April 10, 2014, by Nicola Royan
Rethinking Ravenna: review
A guest post by Maroula Perisanidi, postgraduate student in History
‘Our royalty is an imitation of yours, modelled on your good purpose, a copy of the only empire, in so far as we follow you we excel all other nations’
These are the terms used by Cassiodorus on behalf of King Theoderic (493–526) to express the relationship between the Ostrogothic Kingdom and the Roman Empire at the beginning of the sixth century. Yet, these words, designed as a vehicle for imperial flattery, do not do justice to Theoderic’s rule.
As Professor Herrin’s IMR lecture ‘Rethinking Ravenna: The Ostrogothic Inheritance’ skilfully demonstrated, Theoderic was not a simple imitator. His long 35-year reign continued and extended Roman government in a mixed society. His was a behaviour thoroughly appropriate to a Roman emperor.

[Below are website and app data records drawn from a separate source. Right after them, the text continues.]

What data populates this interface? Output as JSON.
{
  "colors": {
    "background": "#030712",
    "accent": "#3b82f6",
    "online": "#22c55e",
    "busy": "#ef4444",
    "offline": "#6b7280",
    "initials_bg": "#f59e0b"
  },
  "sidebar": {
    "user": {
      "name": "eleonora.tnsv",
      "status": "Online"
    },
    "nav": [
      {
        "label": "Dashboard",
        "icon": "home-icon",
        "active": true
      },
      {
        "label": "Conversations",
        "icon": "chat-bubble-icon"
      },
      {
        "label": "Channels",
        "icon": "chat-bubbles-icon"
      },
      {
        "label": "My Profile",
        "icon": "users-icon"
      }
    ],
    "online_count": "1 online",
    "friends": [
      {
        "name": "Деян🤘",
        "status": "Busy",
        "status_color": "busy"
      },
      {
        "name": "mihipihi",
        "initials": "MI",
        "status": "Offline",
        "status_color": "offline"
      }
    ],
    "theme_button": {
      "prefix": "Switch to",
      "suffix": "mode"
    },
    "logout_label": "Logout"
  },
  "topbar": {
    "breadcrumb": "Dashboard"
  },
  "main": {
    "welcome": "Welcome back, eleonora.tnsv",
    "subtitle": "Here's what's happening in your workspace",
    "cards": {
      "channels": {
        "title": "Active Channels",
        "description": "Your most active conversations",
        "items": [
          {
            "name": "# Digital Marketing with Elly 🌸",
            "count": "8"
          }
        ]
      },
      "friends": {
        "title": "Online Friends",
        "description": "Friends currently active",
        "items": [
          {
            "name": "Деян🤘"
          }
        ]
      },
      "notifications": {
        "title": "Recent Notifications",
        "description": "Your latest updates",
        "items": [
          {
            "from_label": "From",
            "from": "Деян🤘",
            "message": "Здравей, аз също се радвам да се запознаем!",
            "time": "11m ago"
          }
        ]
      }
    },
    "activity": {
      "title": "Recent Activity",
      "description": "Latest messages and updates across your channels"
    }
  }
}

This is not surprising. Theoderic had ample opportunity to immerse himself in Roman life and politics during his ten-year stay in Constantinople as a child-hostage. Those were indeed his formative years (aged 8-18), which were to teach him what power meant and how it was to be wielded.

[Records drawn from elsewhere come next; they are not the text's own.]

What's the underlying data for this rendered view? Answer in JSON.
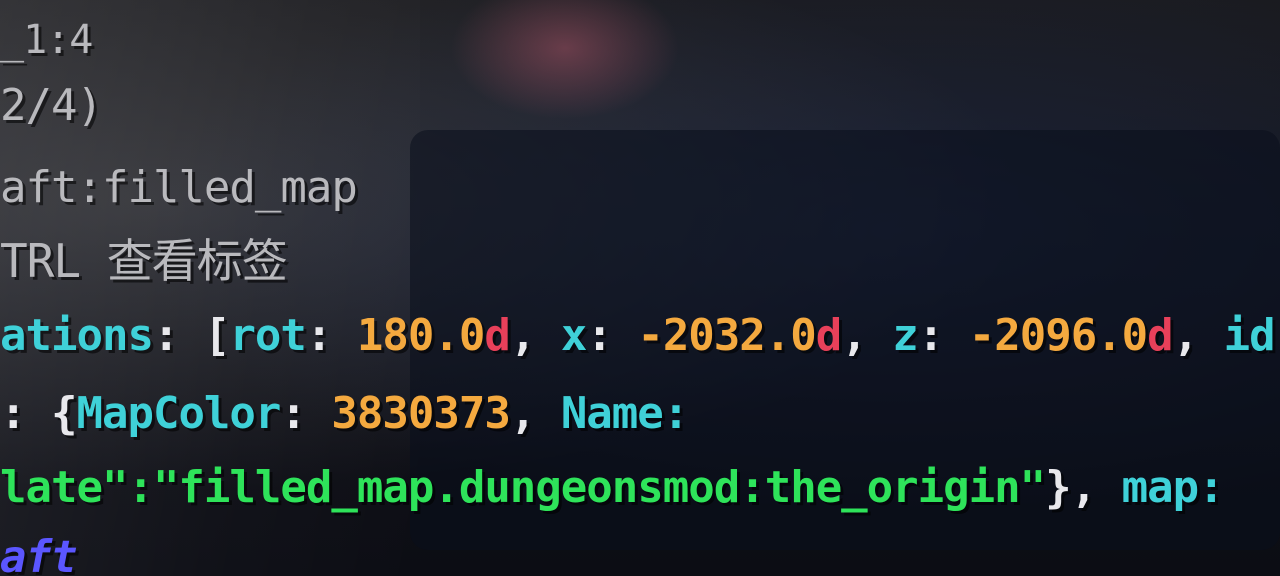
{
  "tooltip": {
    "line1": "_1:4",
    "line2": "2/4)",
    "line3": "aft:filled_map",
    "line4": "TRL 查看标签",
    "line5": {
      "key": "ations",
      "colon": ": ",
      "bracket": "[",
      "rot_key": "rot",
      "rot_colon": ": ",
      "rot_value": "180.0",
      "rot_suffix": "d",
      "sep1": ", ",
      "x_key": "x",
      "x_colon": ": ",
      "x_value": "-2032.0",
      "x_suffix": "d",
      "sep2": ", ",
      "z_key": "z",
      "z_colon": ": ",
      "z_value": "-2096.0",
      "z_suffix": "d",
      "sep3": ", ",
      "id_key": "id:"
    },
    "line6": {
      "prefix": ": ",
      "brace": "{",
      "mapcolor_key": "MapColor",
      "mapcolor_colon": ": ",
      "mapcolor_value": "3830373",
      "sep": ", ",
      "name_key": "Name:"
    },
    "line7": {
      "string": "late\":\"filled_map.dungeonsmod:the_origin\"",
      "close": "}",
      "sep": ", ",
      "map_key": "map:"
    },
    "line8": "aft"
  },
  "colors": {
    "key": "#3fd1d8",
    "number": "#f4a93f",
    "suffix": "#e8405a",
    "string": "#2ee35a",
    "plain": "#b9b9bd",
    "mod": "#5b56ff"
  }
}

Theoderic’s building projects and magnificent mosaics in his capital of Ravenna were another expression of that power. His portrait in San Apollinare Nuovo, his private chapel, was a rare example of the display of secular portraiture in churches. Another famous example, which was to follow Theoderic’s own, was the mosaics of Justinian and Theodora at the church of San Vitale. But there was also an important precedent: San Giovanni Evangelista, the court chapel of Galla Placidia and her son Valentinian III. Although the mosaics of San Giovanni Evangelista no longer survive, we know from a sixteenth-century record that they represented the busts of emperors including Constantine, Valentinian and Gratian. They were a means by which Galla Placidia tried to establish her dynastic geneology and assure the ascension of her young son. They were a rare display of secular power in a religious context.

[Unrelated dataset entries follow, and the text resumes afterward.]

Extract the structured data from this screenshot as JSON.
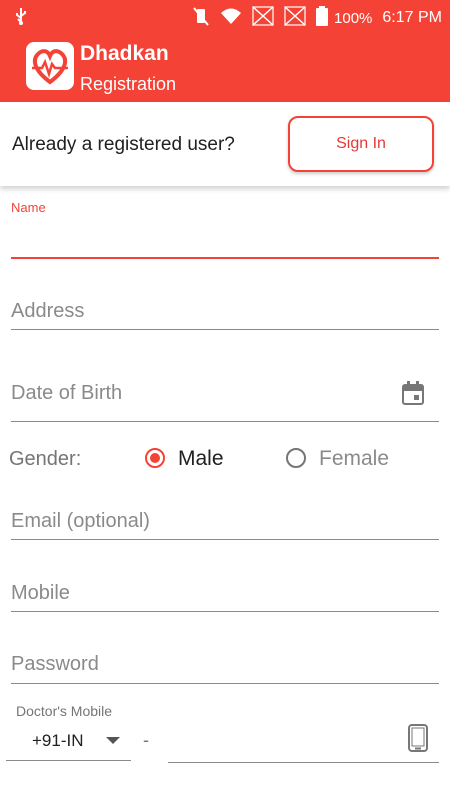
{
  "status_bar": {
    "battery": "100%",
    "time": "6:17 PM"
  },
  "app": {
    "title": "Dhadkan",
    "subtitle": "Registration",
    "accent": "#f44336"
  },
  "signin_card": {
    "prompt": "Already a registered user?",
    "button": "Sign In"
  },
  "form": {
    "name_label": "Name",
    "name_value": "",
    "address": "Address",
    "dob": "Date of Birth",
    "gender_label": "Gender:",
    "gender_options": [
      "Male",
      "Female"
    ],
    "gender_selected": "Male",
    "email": "Email (optional)",
    "mobile": "Mobile",
    "password": "Password",
    "doctor_mobile_label": "Doctor's Mobile",
    "country_code": "+91-IN",
    "separator": "-"
  }
}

In fact, apart from these three examples (all in Ravenna), no other images of rulers have survived from fifth- and sixth-century churches. Such displays were particularly unprecedented in the East. The iconographic programme of San Apollinare Nuovo seems to have been firmly rooted within a very local context. This is particularly interesting, as Theoderic is known to have brought craftsmen from the East and to have taken inspiration from Constantinople for some of his building projects. Here again we see the qualities of Theoderic’s rule: it was not a mere imitation of the Eastern Roman Empire, but a fusion and an acceptance of different traditions, found in this case in Ravenna, the capital of Ostrogothic Italy and the land that had until a few decades before been a heartland of the Roman Empire. But Theoderic had also set a precedent himself. When Ravenna had been reconquered by the Eastern Empire, Justinian’s general, Belisarius, was confronted with these local displays of power and was quick to adapt, placing the portraits of the reigning emperor and his wife in the church of San Vitale. In this way, Justinian and Theodora are found flanking the approach to the altar in a city they had never visited.
Although the imperial couple might never have set foot in Ravenna, Professor Herrin’s vivid presentation of the city, the buildings, and the people certainly fuelled the imagination of the audience and made everyone impatient to see its treasures for themselves.
An audio file of the lecture will be available shortly at www.nottingham.ac.uk/medieval